> Assignment: The data below is to be returned in full and exactly.

> Data for review:
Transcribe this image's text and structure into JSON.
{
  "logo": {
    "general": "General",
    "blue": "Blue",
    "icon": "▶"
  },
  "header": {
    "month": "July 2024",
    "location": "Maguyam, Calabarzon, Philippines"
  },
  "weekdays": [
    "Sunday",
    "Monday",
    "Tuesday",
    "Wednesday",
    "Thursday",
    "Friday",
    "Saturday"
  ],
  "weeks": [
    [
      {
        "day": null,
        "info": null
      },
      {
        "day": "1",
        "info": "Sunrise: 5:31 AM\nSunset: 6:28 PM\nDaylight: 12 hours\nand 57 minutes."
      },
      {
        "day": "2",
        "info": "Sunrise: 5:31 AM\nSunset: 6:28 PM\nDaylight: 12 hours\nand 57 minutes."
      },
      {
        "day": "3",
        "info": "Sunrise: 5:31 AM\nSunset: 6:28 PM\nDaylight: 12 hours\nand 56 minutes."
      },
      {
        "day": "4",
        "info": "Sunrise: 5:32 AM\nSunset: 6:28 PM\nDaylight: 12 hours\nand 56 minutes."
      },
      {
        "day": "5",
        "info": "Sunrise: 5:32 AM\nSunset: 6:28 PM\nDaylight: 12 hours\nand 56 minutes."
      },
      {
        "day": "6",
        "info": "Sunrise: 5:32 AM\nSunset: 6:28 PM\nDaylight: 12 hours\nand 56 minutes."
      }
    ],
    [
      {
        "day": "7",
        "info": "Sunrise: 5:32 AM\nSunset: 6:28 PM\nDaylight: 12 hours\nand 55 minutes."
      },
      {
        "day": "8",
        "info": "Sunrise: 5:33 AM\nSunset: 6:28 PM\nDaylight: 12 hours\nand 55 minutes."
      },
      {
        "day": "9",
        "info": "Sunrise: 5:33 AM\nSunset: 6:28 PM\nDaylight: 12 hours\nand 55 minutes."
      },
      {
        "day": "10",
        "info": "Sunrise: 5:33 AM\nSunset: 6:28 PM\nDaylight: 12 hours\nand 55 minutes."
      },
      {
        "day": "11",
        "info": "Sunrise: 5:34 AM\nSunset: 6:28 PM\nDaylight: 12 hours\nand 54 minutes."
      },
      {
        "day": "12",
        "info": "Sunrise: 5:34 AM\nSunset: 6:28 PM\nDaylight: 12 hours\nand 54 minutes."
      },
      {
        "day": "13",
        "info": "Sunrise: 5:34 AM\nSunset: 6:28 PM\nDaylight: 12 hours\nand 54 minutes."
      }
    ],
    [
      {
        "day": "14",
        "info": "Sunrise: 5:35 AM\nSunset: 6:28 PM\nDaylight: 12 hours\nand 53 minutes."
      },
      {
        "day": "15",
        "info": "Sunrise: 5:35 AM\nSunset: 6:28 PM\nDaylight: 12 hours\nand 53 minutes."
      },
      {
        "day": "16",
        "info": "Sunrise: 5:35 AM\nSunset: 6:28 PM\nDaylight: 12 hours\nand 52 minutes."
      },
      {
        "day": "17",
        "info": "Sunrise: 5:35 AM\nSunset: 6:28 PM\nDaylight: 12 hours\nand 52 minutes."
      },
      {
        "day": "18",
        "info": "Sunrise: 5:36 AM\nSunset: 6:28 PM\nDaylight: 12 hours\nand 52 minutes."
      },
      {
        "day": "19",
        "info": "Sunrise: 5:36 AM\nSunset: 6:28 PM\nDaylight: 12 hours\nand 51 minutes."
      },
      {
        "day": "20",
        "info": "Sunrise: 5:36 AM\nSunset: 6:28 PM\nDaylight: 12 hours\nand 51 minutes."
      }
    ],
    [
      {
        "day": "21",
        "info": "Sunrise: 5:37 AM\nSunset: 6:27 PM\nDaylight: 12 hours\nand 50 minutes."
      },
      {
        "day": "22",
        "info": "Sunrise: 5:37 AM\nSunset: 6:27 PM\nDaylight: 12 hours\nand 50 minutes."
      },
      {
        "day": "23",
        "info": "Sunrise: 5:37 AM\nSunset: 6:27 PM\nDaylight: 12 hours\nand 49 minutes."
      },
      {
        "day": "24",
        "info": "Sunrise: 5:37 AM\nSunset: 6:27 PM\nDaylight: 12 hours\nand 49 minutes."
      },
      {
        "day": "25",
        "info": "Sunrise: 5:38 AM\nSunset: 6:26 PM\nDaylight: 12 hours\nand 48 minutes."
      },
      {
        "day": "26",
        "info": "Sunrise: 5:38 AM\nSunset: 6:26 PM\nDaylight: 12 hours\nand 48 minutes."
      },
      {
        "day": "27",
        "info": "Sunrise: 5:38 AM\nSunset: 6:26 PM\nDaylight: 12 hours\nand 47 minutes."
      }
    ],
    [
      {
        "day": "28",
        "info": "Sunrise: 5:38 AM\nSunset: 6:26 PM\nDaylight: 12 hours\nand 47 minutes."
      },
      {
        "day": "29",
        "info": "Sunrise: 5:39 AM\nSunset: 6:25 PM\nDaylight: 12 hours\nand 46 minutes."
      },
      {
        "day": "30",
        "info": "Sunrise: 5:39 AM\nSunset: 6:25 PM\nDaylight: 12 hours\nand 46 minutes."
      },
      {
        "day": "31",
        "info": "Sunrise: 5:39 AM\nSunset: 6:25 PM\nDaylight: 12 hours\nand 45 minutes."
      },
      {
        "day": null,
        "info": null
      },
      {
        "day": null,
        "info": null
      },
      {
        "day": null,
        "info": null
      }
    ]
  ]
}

> Finished exercise:
Transcribe this image's text and structure into JSON.
{
  "logo": {
    "general": "General",
    "blue": "Blue",
    "icon": "▶"
  },
  "header": {
    "month": "July 2024",
    "location": "Maguyam, Calabarzon, Philippines"
  },
  "weekdays": [
    "Sunday",
    "Monday",
    "Tuesday",
    "Wednesday",
    "Thursday",
    "Friday",
    "Saturday"
  ],
  "weeks": [
    [
      {
        "day": null,
        "info": null
      },
      {
        "day": "1",
        "info": "Sunrise: 5:31 AM\nSunset: 6:28 PM\nDaylight: 12 hours\nand 57 minutes."
      },
      {
        "day": "2",
        "info": "Sunrise: 5:31 AM\nSunset: 6:28 PM\nDaylight: 12 hours\nand 57 minutes."
      },
      {
        "day": "3",
        "info": "Sunrise: 5:31 AM\nSunset: 6:28 PM\nDaylight: 12 hours\nand 56 minutes."
      },
      {
        "day": "4",
        "info": "Sunrise: 5:32 AM\nSunset: 6:28 PM\nDaylight: 12 hours\nand 56 minutes."
      },
      {
        "day": "5",
        "info": "Sunrise: 5:32 AM\nSunset: 6:28 PM\nDaylight: 12 hours\nand 56 minutes."
      },
      {
        "day": "6",
        "info": "Sunrise: 5:32 AM\nSunset: 6:28 PM\nDaylight: 12 hours\nand 56 minutes."
      }
    ],
    [
      {
        "day": "7",
        "info": "Sunrise: 5:32 AM\nSunset: 6:28 PM\nDaylight: 12 hours\nand 55 minutes."
      },
      {
        "day": "8",
        "info": "Sunrise: 5:33 AM\nSunset: 6:28 PM\nDaylight: 12 hours\nand 55 minutes."
      },
      {
        "day": "9",
        "info": "Sunrise: 5:33 AM\nSunset: 6:28 PM\nDaylight: 12 hours\nand 55 minutes."
      },
      {
        "day": "10",
        "info": "Sunrise: 5:33 AM\nSunset: 6:28 PM\nDaylight: 12 hours\nand 55 minutes."
      },
      {
        "day": "11",
        "info": "Sunrise: 5:34 AM\nSunset: 6:28 PM\nDaylight: 12 hours\nand 54 minutes."
      },
      {
        "day": "12",
        "info": "Sunrise: 5:34 AM\nSunset: 6:28 PM\nDaylight: 12 hours\nand 54 minutes."
      },
      {
        "day": "13",
        "info": "Sunrise: 5:34 AM\nSunset: 6:28 PM\nDaylight: 12 hours\nand 54 minutes."
      }
    ],
    [
      {
        "day": "14",
        "info": "Sunrise: 5:35 AM\nSunset: 6:28 PM\nDaylight: 12 hours\nand 53 minutes."
      },
      {
        "day": "15",
        "info": "Sunrise: 5:35 AM\nSunset: 6:28 PM\nDaylight: 12 hours\nand 53 minutes."
      },
      {
        "day": "16",
        "info": "Sunrise: 5:35 AM\nSunset: 6:28 PM\nDaylight: 12 hours\nand 52 minutes."
      },
      {
        "day": "17",
        "info": "Sunrise: 5:35 AM\nSunset: 6:28 PM\nDaylight: 12 hours\nand 52 minutes."
      },
      {
        "day": "18",
        "info": "Sunrise: 5:36 AM\nSunset: 6:28 PM\nDaylight: 12 hours\nand 52 minutes."
      },
      {
        "day": "19",
        "info": "Sunrise: 5:36 AM\nSunset: 6:28 PM\nDaylight: 12 hours\nand 51 minutes."
      },
      {
        "day": "20",
        "info": "Sunrise: 5:36 AM\nSunset: 6:28 PM\nDaylight: 12 hours\nand 51 minutes."
      }
    ],
    [
      {
        "day": "21",
        "info": "Sunrise: 5:37 AM\nSunset: 6:27 PM\nDaylight: 12 hours\nand 50 minutes."
      },
      {
        "day": "22",
        "info": "Sunrise: 5:37 AM\nSunset: 6:27 PM\nDaylight: 12 hours\nand 50 minutes."
      },
      {
        "day": "23",
        "info": "Sunrise: 5:37 AM\nSunset: 6:27 PM\nDaylight: 12 hours\nand 49 minutes."
      },
      {
        "day": "24",
        "info": "Sunrise: 5:37 AM\nSunset: 6:27 PM\nDaylight: 12 hours\nand 49 minutes."
      },
      {
        "day": "25",
        "info": "Sunrise: 5:38 AM\nSunset: 6:26 PM\nDaylight: 12 hours\nand 48 minutes."
      },
      {
        "day": "26",
        "info": "Sunrise: 5:38 AM\nSunset: 6:26 PM\nDaylight: 12 hours\nand 48 minutes."
      },
      {
        "day": "27",
        "info": "Sunrise: 5:38 AM\nSunset: 6:26 PM\nDaylight: 12 hours\nand 47 minutes."
      }
    ],
    [
      {
        "day": "28",
        "info": "Sunrise: 5:38 AM\nSunset: 6:26 PM\nDaylight: 12 hours\nand 47 minutes."
      },
      {
        "day": "29",
        "info": "Sunrise: 5:39 AM\nSunset: 6:25 PM\nDaylight: 12 hours\nand 46 minutes."
      },
      {
        "day": "30",
        "info": "Sunrise: 5:39 AM\nSunset: 6:25 PM\nDaylight: 12 hours\nand 46 minutes."
      },
      {
        "day": "31",
        "info": "Sunrise: 5:39 AM\nSunset: 6:25 PM\nDaylight: 12 hours\nand 45 minutes."
      },
      {
        "day": null,
        "info": null
      },
      {
        "day": null,
        "info": null
      },
      {
        "day": null,
        "info": null
      }
    ]
  ]
}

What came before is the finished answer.